#### Directions for this task:
Can you pull out each line of the data below that includes the word "created"?
Information shown START
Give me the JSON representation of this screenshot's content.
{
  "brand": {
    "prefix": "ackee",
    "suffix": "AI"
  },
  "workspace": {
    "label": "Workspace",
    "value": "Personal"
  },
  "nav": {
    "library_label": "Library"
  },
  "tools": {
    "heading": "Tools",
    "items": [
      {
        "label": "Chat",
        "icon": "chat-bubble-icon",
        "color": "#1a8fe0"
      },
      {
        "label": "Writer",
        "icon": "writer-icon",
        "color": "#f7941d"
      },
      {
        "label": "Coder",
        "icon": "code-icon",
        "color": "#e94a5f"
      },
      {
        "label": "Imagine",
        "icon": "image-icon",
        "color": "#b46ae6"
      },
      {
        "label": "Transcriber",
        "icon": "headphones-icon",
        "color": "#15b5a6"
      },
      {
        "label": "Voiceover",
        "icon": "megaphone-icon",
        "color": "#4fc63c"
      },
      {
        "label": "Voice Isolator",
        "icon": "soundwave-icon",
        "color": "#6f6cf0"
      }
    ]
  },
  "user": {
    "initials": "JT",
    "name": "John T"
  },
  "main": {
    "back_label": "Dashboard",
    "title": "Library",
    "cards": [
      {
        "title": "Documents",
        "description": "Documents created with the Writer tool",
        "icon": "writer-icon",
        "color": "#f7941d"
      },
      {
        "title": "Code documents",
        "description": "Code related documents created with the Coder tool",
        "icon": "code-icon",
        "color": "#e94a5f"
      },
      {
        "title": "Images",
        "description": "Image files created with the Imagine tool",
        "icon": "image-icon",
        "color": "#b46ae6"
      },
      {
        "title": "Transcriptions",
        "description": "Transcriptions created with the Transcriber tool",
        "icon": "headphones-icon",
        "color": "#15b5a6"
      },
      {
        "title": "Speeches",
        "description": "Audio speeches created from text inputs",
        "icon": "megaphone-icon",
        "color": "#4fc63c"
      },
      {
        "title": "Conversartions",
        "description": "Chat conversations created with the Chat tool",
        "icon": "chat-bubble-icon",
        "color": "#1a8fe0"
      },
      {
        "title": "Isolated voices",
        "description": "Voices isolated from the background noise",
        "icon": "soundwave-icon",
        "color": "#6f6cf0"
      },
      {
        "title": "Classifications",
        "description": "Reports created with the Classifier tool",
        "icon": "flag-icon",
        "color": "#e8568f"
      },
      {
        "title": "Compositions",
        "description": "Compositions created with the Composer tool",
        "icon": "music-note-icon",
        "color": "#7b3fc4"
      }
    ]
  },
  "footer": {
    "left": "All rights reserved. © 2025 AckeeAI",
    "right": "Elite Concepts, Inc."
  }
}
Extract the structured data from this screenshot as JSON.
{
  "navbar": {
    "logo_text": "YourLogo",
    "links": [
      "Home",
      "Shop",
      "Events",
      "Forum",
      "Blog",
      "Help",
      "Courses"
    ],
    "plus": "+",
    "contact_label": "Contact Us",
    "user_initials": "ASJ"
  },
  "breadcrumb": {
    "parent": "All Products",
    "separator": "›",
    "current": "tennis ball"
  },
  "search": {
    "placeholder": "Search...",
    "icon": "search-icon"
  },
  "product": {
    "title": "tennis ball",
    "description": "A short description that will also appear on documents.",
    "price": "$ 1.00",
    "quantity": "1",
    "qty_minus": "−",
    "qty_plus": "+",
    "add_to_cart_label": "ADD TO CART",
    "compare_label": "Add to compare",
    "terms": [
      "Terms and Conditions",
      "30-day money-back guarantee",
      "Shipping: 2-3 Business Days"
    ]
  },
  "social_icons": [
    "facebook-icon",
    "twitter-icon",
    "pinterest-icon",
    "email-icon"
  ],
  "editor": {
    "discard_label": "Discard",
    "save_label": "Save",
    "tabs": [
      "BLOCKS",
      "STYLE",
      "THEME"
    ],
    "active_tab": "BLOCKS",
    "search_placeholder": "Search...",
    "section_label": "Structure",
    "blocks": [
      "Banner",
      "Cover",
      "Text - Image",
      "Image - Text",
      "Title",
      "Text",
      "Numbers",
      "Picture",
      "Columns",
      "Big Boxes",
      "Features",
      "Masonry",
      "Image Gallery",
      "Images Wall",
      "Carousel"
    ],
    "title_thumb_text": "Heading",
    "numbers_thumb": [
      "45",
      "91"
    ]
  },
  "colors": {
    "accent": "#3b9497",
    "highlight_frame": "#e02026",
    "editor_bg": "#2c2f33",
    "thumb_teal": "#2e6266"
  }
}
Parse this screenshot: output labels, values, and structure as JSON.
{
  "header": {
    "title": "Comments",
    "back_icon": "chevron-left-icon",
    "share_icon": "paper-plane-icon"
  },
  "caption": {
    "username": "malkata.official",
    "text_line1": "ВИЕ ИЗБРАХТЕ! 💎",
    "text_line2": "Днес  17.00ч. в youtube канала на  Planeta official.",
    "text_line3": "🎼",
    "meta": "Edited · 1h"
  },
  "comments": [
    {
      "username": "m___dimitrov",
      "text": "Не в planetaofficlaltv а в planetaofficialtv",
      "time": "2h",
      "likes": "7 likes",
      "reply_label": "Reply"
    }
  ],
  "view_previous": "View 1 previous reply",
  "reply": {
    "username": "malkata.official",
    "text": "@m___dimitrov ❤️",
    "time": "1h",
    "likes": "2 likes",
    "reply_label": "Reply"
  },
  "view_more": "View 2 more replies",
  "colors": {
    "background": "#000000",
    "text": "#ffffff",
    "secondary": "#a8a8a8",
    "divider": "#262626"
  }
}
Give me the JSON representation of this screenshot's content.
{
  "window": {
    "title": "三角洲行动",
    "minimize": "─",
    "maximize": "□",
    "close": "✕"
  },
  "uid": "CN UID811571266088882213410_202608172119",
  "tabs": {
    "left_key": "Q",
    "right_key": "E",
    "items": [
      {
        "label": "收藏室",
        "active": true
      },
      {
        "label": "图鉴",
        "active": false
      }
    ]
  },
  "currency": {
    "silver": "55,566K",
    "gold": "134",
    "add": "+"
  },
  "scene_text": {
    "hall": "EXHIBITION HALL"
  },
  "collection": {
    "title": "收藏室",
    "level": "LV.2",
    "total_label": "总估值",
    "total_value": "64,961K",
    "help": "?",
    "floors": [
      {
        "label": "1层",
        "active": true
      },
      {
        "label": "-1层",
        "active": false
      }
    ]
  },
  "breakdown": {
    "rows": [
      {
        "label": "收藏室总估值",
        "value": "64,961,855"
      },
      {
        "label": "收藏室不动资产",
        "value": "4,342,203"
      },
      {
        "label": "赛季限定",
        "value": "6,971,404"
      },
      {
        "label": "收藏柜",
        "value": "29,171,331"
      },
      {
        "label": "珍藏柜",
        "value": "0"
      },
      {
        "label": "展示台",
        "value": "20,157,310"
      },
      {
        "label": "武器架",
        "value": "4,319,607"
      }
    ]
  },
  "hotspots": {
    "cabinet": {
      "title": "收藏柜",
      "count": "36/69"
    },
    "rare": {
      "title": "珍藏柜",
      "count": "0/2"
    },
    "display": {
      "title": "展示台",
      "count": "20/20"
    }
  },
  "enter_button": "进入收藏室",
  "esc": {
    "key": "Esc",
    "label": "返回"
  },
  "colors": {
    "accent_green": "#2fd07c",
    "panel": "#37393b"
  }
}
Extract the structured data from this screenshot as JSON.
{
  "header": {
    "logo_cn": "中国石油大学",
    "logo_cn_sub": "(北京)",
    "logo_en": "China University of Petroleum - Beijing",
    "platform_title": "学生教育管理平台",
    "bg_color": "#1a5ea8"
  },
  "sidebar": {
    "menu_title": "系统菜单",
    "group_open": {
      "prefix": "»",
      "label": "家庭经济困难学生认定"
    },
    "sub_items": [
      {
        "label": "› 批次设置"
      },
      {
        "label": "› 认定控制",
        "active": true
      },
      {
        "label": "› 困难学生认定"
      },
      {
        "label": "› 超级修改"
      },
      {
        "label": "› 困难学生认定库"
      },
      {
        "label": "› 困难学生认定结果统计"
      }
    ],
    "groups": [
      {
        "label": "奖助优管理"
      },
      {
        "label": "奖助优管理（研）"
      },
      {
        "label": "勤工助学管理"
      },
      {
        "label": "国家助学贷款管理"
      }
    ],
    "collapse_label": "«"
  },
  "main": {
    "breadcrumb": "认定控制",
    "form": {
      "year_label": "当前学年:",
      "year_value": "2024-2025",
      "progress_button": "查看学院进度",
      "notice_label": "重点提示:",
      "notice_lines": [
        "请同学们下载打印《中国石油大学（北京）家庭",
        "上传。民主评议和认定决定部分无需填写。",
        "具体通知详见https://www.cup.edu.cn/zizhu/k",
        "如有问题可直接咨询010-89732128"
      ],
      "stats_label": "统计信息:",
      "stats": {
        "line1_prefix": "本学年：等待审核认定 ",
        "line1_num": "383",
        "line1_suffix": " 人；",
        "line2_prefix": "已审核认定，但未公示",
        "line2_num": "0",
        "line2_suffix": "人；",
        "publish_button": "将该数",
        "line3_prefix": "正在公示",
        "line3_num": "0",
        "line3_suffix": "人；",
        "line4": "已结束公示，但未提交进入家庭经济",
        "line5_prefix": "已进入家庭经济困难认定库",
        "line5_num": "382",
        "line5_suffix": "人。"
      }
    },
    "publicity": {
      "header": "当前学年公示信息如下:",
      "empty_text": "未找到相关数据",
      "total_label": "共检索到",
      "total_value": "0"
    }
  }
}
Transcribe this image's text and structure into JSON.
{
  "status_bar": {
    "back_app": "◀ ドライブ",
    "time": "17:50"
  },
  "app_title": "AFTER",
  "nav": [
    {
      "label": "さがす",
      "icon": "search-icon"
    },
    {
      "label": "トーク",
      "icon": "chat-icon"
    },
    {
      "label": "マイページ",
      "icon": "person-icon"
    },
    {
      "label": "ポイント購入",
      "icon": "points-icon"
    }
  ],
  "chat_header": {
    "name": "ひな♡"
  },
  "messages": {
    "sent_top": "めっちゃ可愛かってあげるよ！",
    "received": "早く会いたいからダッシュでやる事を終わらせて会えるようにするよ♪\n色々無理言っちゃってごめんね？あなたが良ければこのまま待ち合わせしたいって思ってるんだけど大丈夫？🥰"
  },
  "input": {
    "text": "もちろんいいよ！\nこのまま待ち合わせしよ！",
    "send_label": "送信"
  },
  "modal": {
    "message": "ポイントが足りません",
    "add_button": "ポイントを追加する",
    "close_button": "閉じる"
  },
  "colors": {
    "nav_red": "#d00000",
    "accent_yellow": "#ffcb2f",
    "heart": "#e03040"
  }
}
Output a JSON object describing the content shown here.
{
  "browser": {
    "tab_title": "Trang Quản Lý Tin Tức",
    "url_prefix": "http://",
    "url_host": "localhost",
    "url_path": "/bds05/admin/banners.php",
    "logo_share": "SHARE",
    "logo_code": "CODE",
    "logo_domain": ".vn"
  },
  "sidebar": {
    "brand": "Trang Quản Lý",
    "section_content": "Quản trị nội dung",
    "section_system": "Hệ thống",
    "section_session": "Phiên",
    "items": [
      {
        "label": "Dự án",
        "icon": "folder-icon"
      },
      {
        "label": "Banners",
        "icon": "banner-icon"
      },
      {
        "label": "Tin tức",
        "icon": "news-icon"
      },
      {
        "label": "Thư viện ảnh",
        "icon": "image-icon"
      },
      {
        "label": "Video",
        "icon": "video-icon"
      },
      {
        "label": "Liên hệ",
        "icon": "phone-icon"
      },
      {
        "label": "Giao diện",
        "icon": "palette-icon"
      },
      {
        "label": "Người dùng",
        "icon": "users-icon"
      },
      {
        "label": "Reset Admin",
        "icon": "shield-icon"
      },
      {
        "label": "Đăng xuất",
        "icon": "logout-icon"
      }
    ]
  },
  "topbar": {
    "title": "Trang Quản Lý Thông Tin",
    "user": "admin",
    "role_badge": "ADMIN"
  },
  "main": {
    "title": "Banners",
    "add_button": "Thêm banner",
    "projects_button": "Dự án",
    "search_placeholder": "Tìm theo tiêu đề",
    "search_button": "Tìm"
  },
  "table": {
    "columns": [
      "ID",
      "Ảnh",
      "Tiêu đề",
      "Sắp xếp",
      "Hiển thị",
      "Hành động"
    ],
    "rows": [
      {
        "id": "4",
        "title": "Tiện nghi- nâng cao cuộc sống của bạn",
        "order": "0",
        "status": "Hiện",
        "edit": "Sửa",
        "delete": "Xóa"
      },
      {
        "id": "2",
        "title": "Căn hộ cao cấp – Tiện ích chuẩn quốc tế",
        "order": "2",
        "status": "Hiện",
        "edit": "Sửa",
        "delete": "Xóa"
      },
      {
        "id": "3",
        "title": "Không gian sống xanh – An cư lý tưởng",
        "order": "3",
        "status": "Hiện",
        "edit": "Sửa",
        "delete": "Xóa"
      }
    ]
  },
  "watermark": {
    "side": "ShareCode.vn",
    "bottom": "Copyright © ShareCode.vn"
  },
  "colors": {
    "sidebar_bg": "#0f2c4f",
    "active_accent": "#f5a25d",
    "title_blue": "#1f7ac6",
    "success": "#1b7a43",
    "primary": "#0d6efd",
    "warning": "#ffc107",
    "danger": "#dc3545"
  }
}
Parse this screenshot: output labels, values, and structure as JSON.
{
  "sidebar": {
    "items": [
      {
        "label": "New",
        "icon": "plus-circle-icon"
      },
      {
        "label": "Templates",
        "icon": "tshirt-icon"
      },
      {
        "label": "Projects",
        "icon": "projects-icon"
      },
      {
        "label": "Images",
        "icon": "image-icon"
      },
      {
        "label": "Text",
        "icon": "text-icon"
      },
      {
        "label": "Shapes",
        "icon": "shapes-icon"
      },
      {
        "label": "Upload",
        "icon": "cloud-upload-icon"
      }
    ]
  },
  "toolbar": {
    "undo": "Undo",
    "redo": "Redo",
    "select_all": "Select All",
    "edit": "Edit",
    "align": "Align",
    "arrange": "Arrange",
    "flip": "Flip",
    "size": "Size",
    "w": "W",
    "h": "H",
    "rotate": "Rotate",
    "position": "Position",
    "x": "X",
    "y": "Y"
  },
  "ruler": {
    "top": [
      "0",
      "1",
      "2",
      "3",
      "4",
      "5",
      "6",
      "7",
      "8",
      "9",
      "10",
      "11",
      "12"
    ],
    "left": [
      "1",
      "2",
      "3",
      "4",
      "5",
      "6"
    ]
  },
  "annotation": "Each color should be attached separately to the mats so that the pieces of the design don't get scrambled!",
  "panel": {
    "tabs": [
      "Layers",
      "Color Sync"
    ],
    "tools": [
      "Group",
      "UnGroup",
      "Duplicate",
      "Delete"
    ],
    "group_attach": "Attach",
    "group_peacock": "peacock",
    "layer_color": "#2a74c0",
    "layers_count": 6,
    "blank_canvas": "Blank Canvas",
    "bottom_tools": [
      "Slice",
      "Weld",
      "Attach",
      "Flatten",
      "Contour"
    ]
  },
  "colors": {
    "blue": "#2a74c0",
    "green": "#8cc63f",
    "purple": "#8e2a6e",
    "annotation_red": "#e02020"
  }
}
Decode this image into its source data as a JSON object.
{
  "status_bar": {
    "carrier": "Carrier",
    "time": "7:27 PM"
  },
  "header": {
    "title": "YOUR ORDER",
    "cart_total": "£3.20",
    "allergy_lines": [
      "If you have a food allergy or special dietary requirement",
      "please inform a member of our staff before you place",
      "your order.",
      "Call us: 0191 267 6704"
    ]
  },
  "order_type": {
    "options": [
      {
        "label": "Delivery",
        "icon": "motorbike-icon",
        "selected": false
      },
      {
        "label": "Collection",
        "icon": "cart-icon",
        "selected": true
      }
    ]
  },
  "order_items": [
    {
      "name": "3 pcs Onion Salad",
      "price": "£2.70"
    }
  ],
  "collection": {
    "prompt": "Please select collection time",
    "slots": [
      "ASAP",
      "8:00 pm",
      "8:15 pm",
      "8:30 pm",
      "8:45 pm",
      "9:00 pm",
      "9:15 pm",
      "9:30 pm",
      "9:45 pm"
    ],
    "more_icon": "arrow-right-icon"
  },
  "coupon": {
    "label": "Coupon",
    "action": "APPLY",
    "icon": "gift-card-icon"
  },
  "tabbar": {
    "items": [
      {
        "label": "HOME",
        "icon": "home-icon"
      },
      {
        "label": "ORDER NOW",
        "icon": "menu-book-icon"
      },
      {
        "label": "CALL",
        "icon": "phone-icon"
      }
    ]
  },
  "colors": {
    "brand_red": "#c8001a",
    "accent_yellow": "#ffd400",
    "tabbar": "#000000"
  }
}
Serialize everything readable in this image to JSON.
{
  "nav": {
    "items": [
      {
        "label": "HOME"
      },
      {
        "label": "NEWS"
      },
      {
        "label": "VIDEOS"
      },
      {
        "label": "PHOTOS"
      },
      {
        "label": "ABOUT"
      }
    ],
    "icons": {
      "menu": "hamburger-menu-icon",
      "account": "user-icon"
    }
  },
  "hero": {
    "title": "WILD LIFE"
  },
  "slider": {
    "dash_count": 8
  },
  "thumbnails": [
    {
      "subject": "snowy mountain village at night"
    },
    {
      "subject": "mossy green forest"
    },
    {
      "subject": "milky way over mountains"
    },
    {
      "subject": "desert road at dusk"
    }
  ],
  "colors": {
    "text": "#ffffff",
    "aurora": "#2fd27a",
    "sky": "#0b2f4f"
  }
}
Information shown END
#### Task result:
        "description": "Documents created with the Writer tool",
        "description": "Code related documents created with the Coder tool",
        "description": "Image files created with the Imagine tool",
        "description": "Transcriptions created with the Transcriber tool",
        "description": "Audio speeches created from text inputs",
        "description": "Chat conversations created with the Chat tool",
        "description": "Reports created with the Classifier tool",
        "description": "Compositions created with the Composer tool",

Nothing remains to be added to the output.